If the exterior of an individual is intact they will sometime show surface characteristics very similar to that of volcanic bombs or interestingly Reis bombs which are of course larger versions of impact melts.

Impactites have been referred to as splash droplets. This name offers us some good information about the product. They would appear to have been a high viscosity liquid that made a very short flight. Their superficial resemblance to volcanic cinders calls to mind pictures of bubbling lava and the splashing volcanic liquid. This raises the question of when did the nickel iron grains get incorporated into the melt. Were they falling down as rain onto the still liquid impactites already on the ground?

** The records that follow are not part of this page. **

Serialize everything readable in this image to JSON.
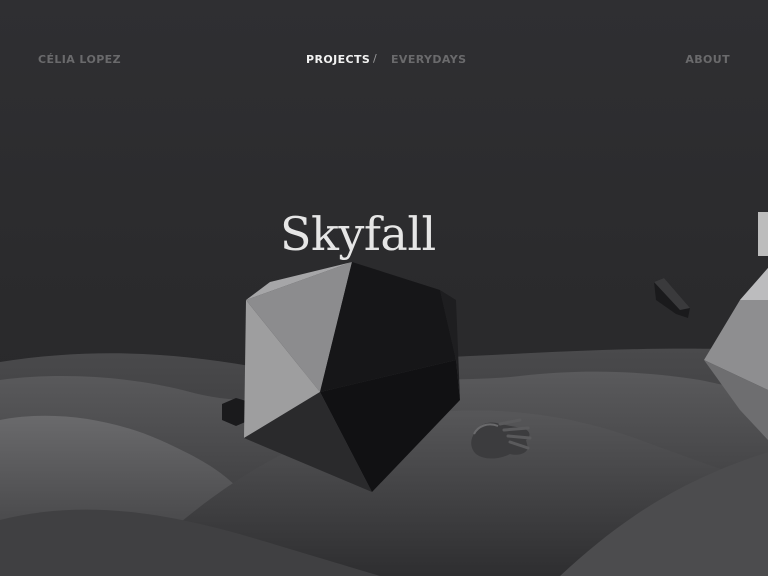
{
  "nav": {
    "brand": "CÉLIA LOPEZ",
    "projects": "PROJECTS",
    "separator": "/",
    "everydays": "EVERYDAYS",
    "about": "ABOUT"
  },
  "project": {
    "title": "Skyfall"
  },
  "colors": {
    "background": "#2b2b2d",
    "nav_active": "#f2f2f2",
    "nav_inactive": "#6a6a6c",
    "title": "#e6e6e6"
  }
}
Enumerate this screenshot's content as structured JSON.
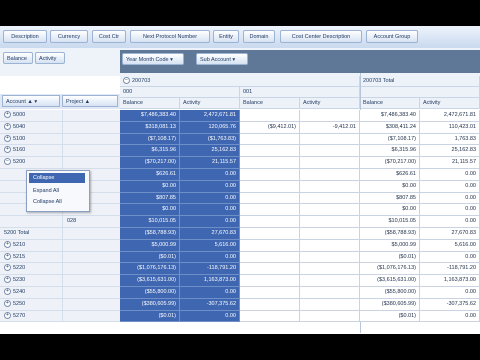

Were there pools of melted material? Or was the mixing of the metal and the liquid rock something that happened during the formation and flight of the impactites? Or are the metal particles in the impactites even from the same rain of metal as the spheroids. Impactites donít look very much like condensation products. Which would by necessity have to form from fully melted material at extreme temperatures. The impactites look like poorly melted crushed rock, which got barely liquid and traveled only a short distance in flight. Their metal may be more like Niningerís slugglets; tiny surviving shards of metal that were mixed with the crushed rock. All this mix being poorly fused into the small impactite masses.

Because the craterís true floor hundreds of feet down was never reached to really study. Little of what might be a melt sheet has been seen. I am still wondering about what the melted material at the time of the impact was like. Though it is a little more glassy, the trinitite from the first atomic bomb test is also similar in appearance. The next picture is of a specimen of trinitite about the same size as the impactite show in the first picture of this article, 27mm in largest dimension.

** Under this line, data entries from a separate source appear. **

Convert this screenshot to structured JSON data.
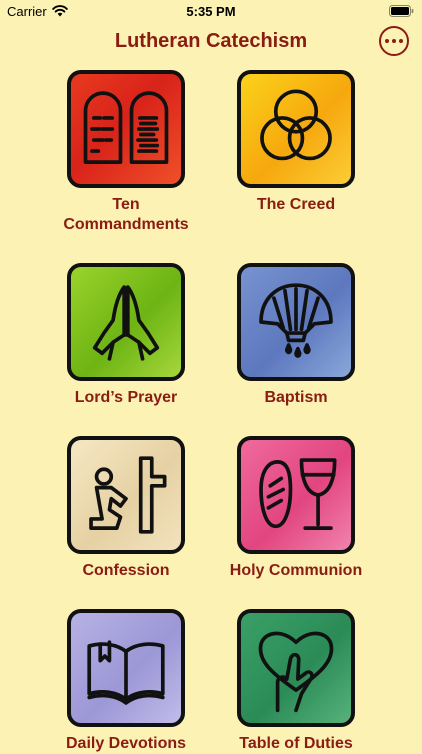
{
  "status_bar": {
    "carrier": "Carrier",
    "time": "5:35 PM"
  },
  "nav": {
    "title": "Lutheran Catechism",
    "more_icon": "ellipsis-circle-icon"
  },
  "tiles": [
    {
      "label_line1": "Ten",
      "label_line2": "Commandments",
      "icon": "tablets-icon",
      "color": "#e0301c"
    },
    {
      "label_line1": "The Creed",
      "label_line2": "",
      "icon": "trinity-rings-icon",
      "color": "#f8bc12"
    },
    {
      "label_line1": "Lord’s Prayer",
      "label_line2": "",
      "icon": "praying-hands-icon",
      "color": "#86c421"
    },
    {
      "label_line1": "Baptism",
      "label_line2": "",
      "icon": "shell-water-icon",
      "color": "#6b86c6"
    },
    {
      "label_line1": "Confession",
      "label_line2": "",
      "icon": "kneeling-cross-icon",
      "color": "#ecdcb4"
    },
    {
      "label_line1": "Holy Communion",
      "label_line2": "",
      "icon": "bread-wine-icon",
      "color": "#e8568e"
    },
    {
      "label_line1": "Daily Devotions",
      "label_line2": "",
      "icon": "open-book-icon",
      "color": "#aca7de"
    },
    {
      "label_line1": "Table of Duties",
      "label_line2": "",
      "icon": "heart-hand-icon",
      "color": "#36986a"
    }
  ]
}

Overlooked for several decades impactites are now evidence for the amount of thermal energy released at Meteor Crater. Can the differing states of vitrification seen in impact melts from craters be used as a thermometer. Water in the rocks at Meteor Crater had some kind of effect on the melting that occurred. Did its presence moderate the extent to which the temperature rose? Other craters often much smaller have much finer glass and show higher temperature effects. Is it just water being present? Or is it the kind of target rocks, the type of impactor, or other factors that determine the melting that occurs. Clearly from the size of the crater the impactor was traveling at cosmic speed the explosion is correct, but not the heat effects on the rocks. Several hundred feet of aquifer were punched through and immediate flooding is very likely to have happened at Meteor Crater.

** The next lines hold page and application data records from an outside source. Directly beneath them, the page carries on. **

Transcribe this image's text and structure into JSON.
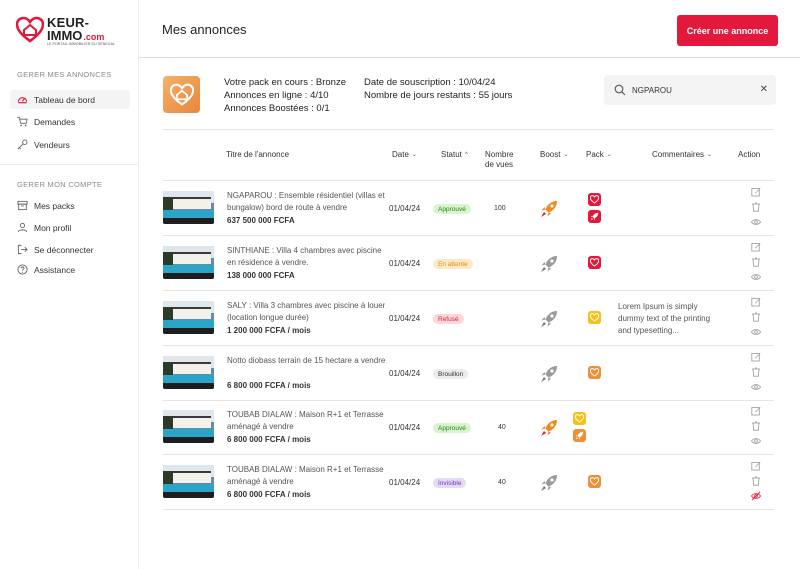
{
  "brand": {
    "line1": "KEUR-",
    "line2": "IMMO",
    "suffix": ".com",
    "tagline": "LE PORTAIL IMMOBILIER DU SENEGAL"
  },
  "sidebar": {
    "section1": "GERER MES ANNONCES",
    "section2": "GERER MON COMPTE",
    "items": [
      {
        "label": "Tableau de bord",
        "icon": "dashboard-icon"
      },
      {
        "label": "Demandes",
        "icon": "cart-icon"
      },
      {
        "label": "Vendeurs",
        "icon": "key-icon"
      },
      {
        "label": "Mes packs",
        "icon": "archive-icon"
      },
      {
        "label": "Mon profil",
        "icon": "user-icon"
      },
      {
        "label": "Se déconnecter",
        "icon": "logout-icon"
      },
      {
        "label": "Assistance",
        "icon": "help-icon"
      }
    ]
  },
  "header": {
    "title": "Mes annonces",
    "create_label": "Créer une annonce"
  },
  "pack": {
    "current": "Votre pack en cours : Bronze",
    "online": "Annonces en ligne : 4/10",
    "boosted": "Annonces Boostées : 0/1",
    "subscription": "Date de souscription : 10/04/24",
    "remaining": "Nombre de jours restants : 55 jours"
  },
  "search": {
    "value": "NGPAROU",
    "placeholder": ""
  },
  "table": {
    "headers": {
      "title": "Titre de l'annonce",
      "date": "Date",
      "status": "Statut",
      "views_1": "Nombre",
      "views_2": "de vues",
      "boost": "Boost",
      "pack": "Pack",
      "comments": "Commentaires",
      "action": "Action"
    },
    "rows": [
      {
        "title": "NGAPAROU : Ensemble résidentiel (villas et bungalow) bord de route à vendre",
        "price": "637 500 000 FCFA",
        "date": "01/04/24",
        "status": "Approuvé",
        "views": "100",
        "boost": "orange",
        "packs": [
          "red-heart",
          "red-rocket"
        ],
        "comment": ""
      },
      {
        "title": "SINTHIANE : Villa 4 chambres avec piscine en résidence à vendre.",
        "price": "138 000 000 FCFA",
        "date": "01/04/24",
        "status": "En attente",
        "views": "",
        "boost": "grey",
        "packs": [
          "red-heart"
        ],
        "comment": ""
      },
      {
        "title": "SALY : Villa 3 chambres avec piscine à louer (location longue durée)",
        "price": "1 200 000 FCFA / mois",
        "date": "01/04/24",
        "status": "Refusé",
        "views": "",
        "boost": "grey",
        "packs": [
          "yellow-heart"
        ],
        "comment": "Lorem Ipsum is simply dummy text of the printing and typesetting..."
      },
      {
        "title": "Notto diobass terrain de 15 hectare a vendre",
        "price": "6 800 000 FCFA / mois",
        "date": "01/04/24",
        "status": "Brouillon",
        "views": "",
        "boost": "grey",
        "packs": [
          "orange-heart"
        ],
        "comment": ""
      },
      {
        "title": "TOUBAB DIALAW : Maison R+1 et Terrasse aménagé à vendre",
        "price": "6 800 000 FCFA / mois",
        "date": "01/04/24",
        "status": "Approuvé",
        "views": "40",
        "boost": "orange",
        "packs": [
          "yellow-heart",
          "orange-rocket"
        ],
        "comment": ""
      },
      {
        "title": "TOUBAB DIALAW : Maison R+1 et Terrasse aménagé à vendre",
        "price": "6 800 000 FCFA / mois",
        "date": "01/04/24",
        "status": "Invisible",
        "views": "40",
        "boost": "grey",
        "packs": [
          "orange-heart"
        ],
        "comment": ""
      }
    ]
  },
  "colors": {
    "brand_red": "#e2193c",
    "approved_bg": "#d9f5d0",
    "approved_fg": "#2a7a1a",
    "pending_bg": "#fde9c6",
    "pending_fg": "#e08a12",
    "refused_bg": "#fcd6da",
    "refused_fg": "#d0283d",
    "draft_bg": "#ececec",
    "draft_fg": "#333333",
    "invisible_bg": "#e6d9f7",
    "invisible_fg": "#6a3bb0"
  }
}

Monturaqui Crater has impactites that are similar to those of Meteor Crater. Most from there also contain grains of metal. But, when cut there are clasts of several different rocks incorporated as angular bits. These impact breccias from Monturaqui like impactites from Meteor Crater are poorly melted. Melted just enough to hold the bits together. The clasts are mostly not melted from Monturaqui. Meteor Crater impactites are less brecciated and finer grained. A small amount of iron shale remains at the older Monturaqui crater. But, if there had been no remaining shale or meteorite fragments would the presence of the nickel-iron grains preserved in the impactites have been enough evidence to support an iron asteroid as the impactor. Other types of asteroids could have provided the iron as well. How do impactites and melt glasses fit as diagnostic indicators for crater parent bodies. Debate remains about what type body produced Libyan Desert Glass. Though there has been a big swing toward a chondrite body a cometary origin has not been ruled out. Like the metal particles in impactites the trapped material in LDG is analyzed for clues.

I love the Canyon Diablo specimens in my collection. But, in many ways the other materials from Meteor Crater are even more interesting.